A thousand times before today I had wished this happened. A million thoughts and million more regrets. Regret about not doing anything. Regret every time that I cursed the nerve-wracking and utterly frustrating urban traffic chaos I would find myself in. From Bangalore to Delhi to Mumbai and back in Bangalore. Regret for not helping the hapless driver who would be struggling to move his immobile auto/car out of the way. Regret for not assisting a traffic cop who single-handedly was handling both the noisy traffic and noisier curses. Regret at being selfish. Regret that I have always cursed but haven’t done anything. Not just regret, an ever increasing burden of guilt as well.
That burden lightened just a little today. As I was riding towards office on Margosa Road in Malleswaram, it was yet another logjam of motors. On a road barely 10 feet wide, we had vehicles driving from both sides. To top this, you had intersections that let in more from the east and west too. And, to top it all and the main cause of the logjam, there was this car parked on this razor-thin road. No cops, no traffic lights and no sanity.

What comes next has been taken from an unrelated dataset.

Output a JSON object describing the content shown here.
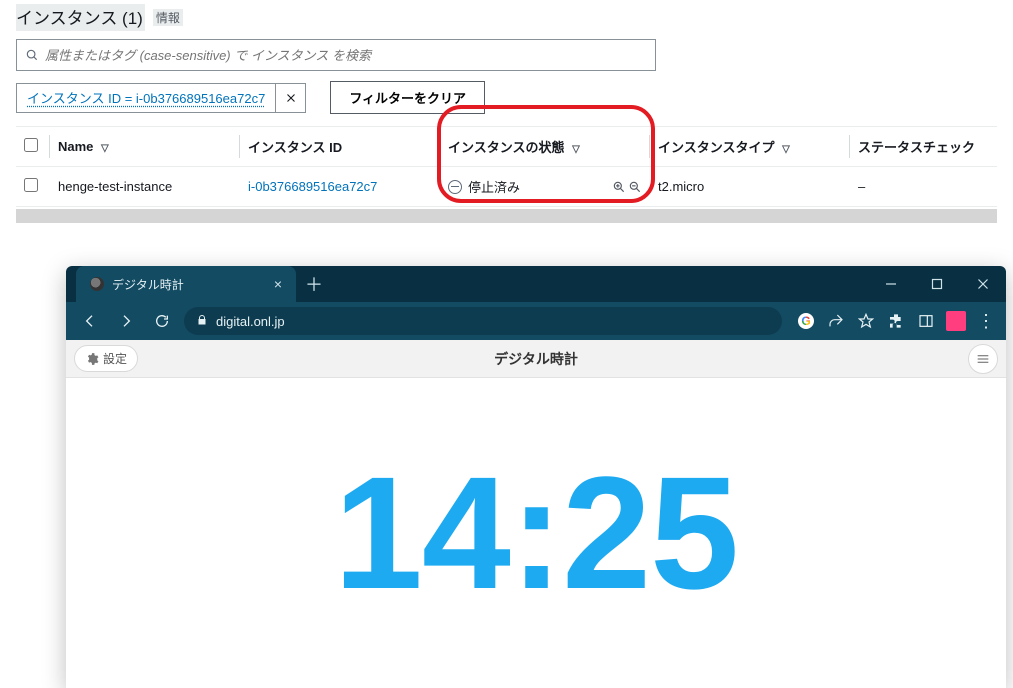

My first instinct in these situations is to wriggle my bike out through the narrowest of spaces available and escape the bedlam. This time I fought my instinct. I parked my bike on the side of the road. Walked down to the culprit intersection. Everyone was honking away and no one could move an inch. Vehicles from my side had crossed over to the opposite, blocking the movement that side as well. There were cryptic mazes of helmets and chrome all around. I didn’t know what to do. The jam seemed to extend further than I initially thought. I walked back to my bike, letting my usual instincts take over. As I started my bike, I noticed now that though the traffic was moving, just because there was no order, every one wanted to get out first. Now, this seemed more like a job for a first-timer. I stopped my bike again. Got out. Approached this one car who was trying to move across and had stopped in the middle of the road because the vehicles ahead weren’t moving. Because of his car, all the other guys on the perpendicular road were stuck. I went up to him. I had not done this before. I put on a smile and I requested him to move his car back.
“Look at the vehicles behind. How can I move it back?”
I asked the autos behind him to move, which they, surprisingly, didn’t protest to. Other vehicles tried to squeeze into this gap. I flailed my arms around to stop them. One car ignored me. The other one stopped. Another biker passed through the gap again, swearing at me and the car driver. The driver, who had graciously made space for the rest of the vehicles, swore at the passing bikers in return.
“This is what you get for being good and helping people. They just curse you”, he said, looking at me.
I smiled. “But, see how smoothly the traffic is flowing now. Forget them.”
“Why don’t you go left and take the other road? The car in the middle of the road will only delay you further”
He heeded to the advice and drove off.
As I walked back, I kept looking back to see my little success at easing traffic flow. It wasn’t difficult (I hadn’t imagined it to be) neither was it smooth (I thought it would be). But, damn, it felt good!